These accidents, which usually involve a fall from a horse, don’t generally occur repeatedly, as blows to the head in football and soccer do. However, one injury can have severe consequences. As one neuro critical care doctor says, “I would be more afraid about one single fall that would start a fracture … or bleeding in brain” and permanent damage.

The study, which used National Trauma Databank statistics from 2003 and 2012, found that over 45 percent of adult TBIs were caused by horseback riding activities. Contact sports accounted for less than half that.

Another study of TBIs in children and adolescents confirmed that contact sport injuries (generally hits and falls) accounted for the majority of head injuries. Roller skating and skateboarding came in second, while equestrian sports ranked third.

The permanent changes to the brain caused by a TBI are still being studied. Chronic traumatic encephalopathy, which is a neurodegenerative disease commonly referred to as CTE, is one that has been found to plague athletes who suffered serious or multiple head injuries. Studies involving the effects of TBI may be able to benefit anyone who has suffered one, regardless of the cause.

Like any sport that involves the risk of serious injury, it’s essential that participants use proper safety gear, such as helmets. They and those supervising the activity need to take all reasonable precautions to prevent injury. When someone is injured in an equestrian accident due to someone else’s negligence or recklessness, it may be possible to take legal action to seek the compensation needed to make as full a recovery as possible.

Source: ABC News, “Horse Riding Is Leading Cause of Sport-Related Traumatic Brain Injuries, Study Finds,” Gillian Mohney, accessed Nov. 27, 2016

How brain injuries in accidents are diagnosed

Injury Lawyers in Los Angeles California
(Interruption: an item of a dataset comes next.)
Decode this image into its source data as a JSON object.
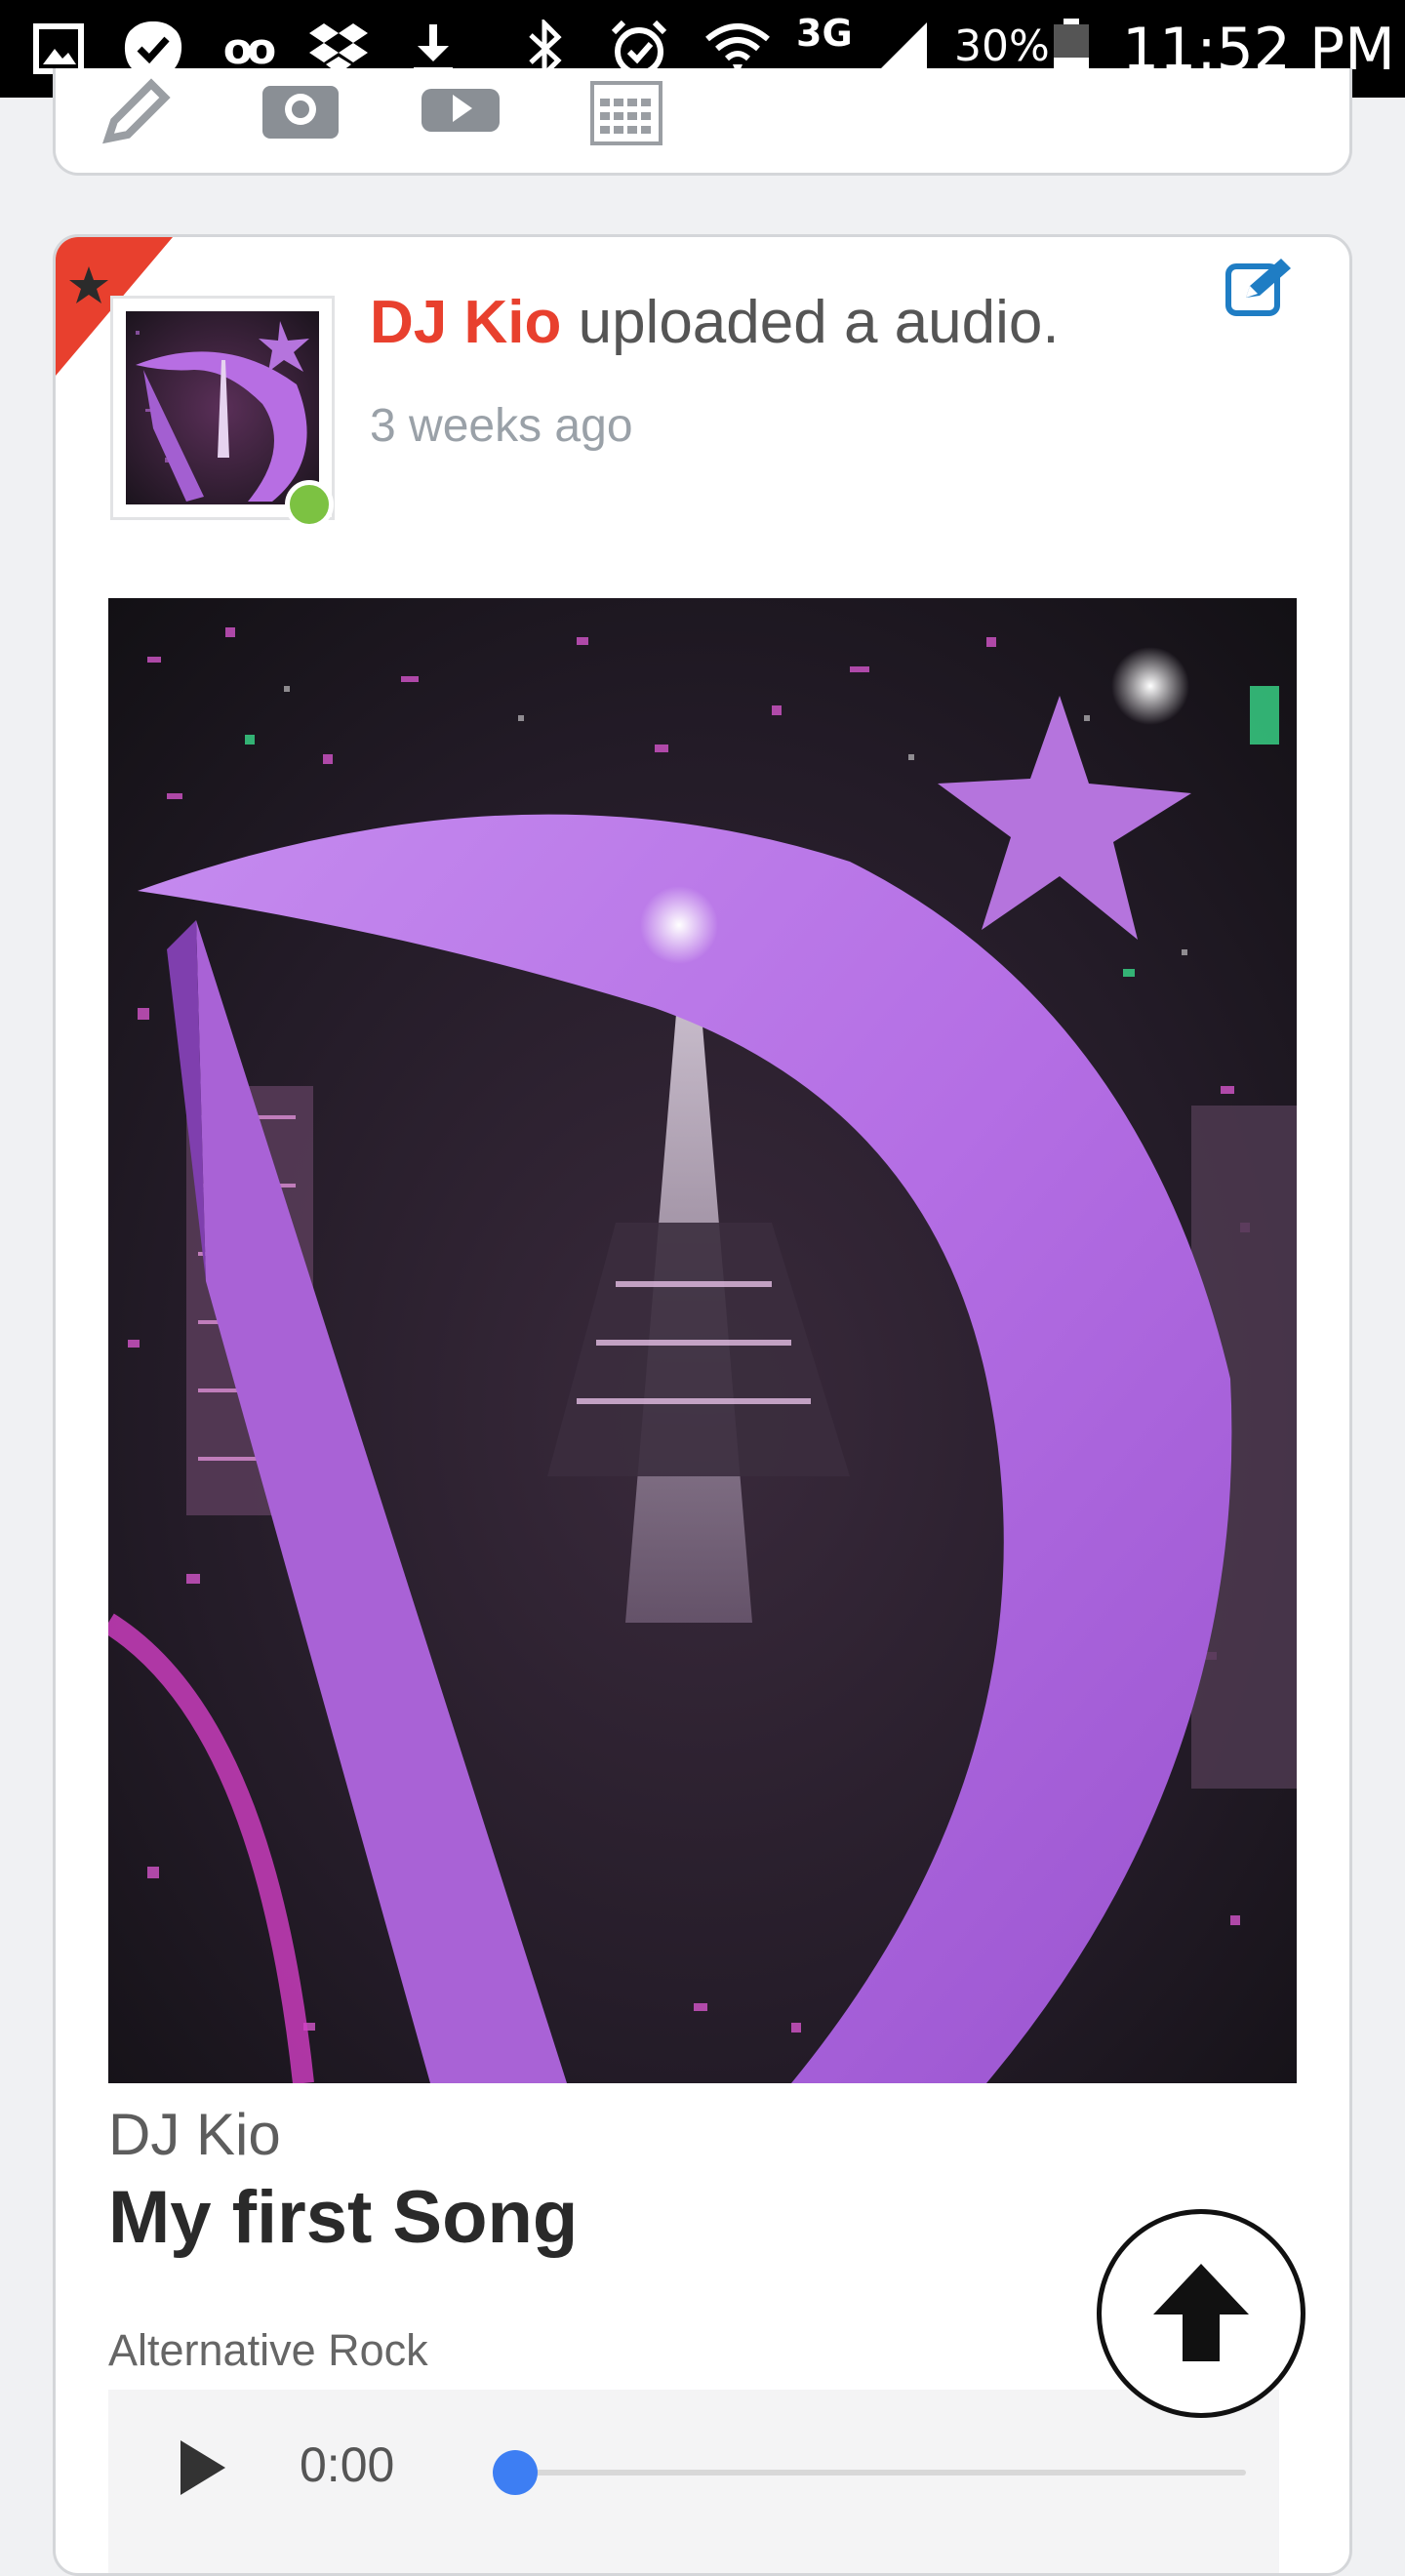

Brain injuries are usually the result of a serious accident, but knowing that a brain injury has actually occurred can sometimes be a challenge — both for physicians and for the people who are suffering from them. In fact, if the symptoms are not obvious and clear, doctors often overlook mild brain injuries. However, even a mild brain injury can have a significant and negative impact on an individual’s life.

In severe brain injury cases, the primary way they are discovered is in the emergency room when a neurological exam is performed. A doctor or a nurse will rate the patient on the Glasgow Coma Scale, which tests eyelid movement, speaking ability and responses to physical and verbal stimulus.

In less severe cases, it is not uncommon for symptoms to develop later, after more pressing injuries have begun to stabilize and heal. Sometimes, an imaging test such as a CT or MRI scan will reveal a subdural hematoma, skull fractures, a penetration injury or other signs of a brain injury.

Sometimes, imaging tests will not detect a brain injury — when in fact an injury has occurred. This is where neuropsychological testing comes into play. These tests can help doctors detect cognitive defects that could be signs that a brain injury has occurred.

When all else fails, there is also the personal observations of the patient and the patient’s coworkers, family members and friends. This kind of evidence can sometimes prove essential in legal claims relating to the brain injuries.

At Greene Broillet & Wheeler, our attorneys are well versed on various strategies to prove in court that brain injuries in accidents have occurred in cases where it is difficult to obtain test-based evidence. Regardless how your accident and brain injuries may have occurred, we are here to help in any way we can.

Take Action & Contact Us Today

Greene Broillet & Wheeler, LLP. Where Success Is a Tradition®. Let's work together to continue that tradition.

*Submit and get your free case review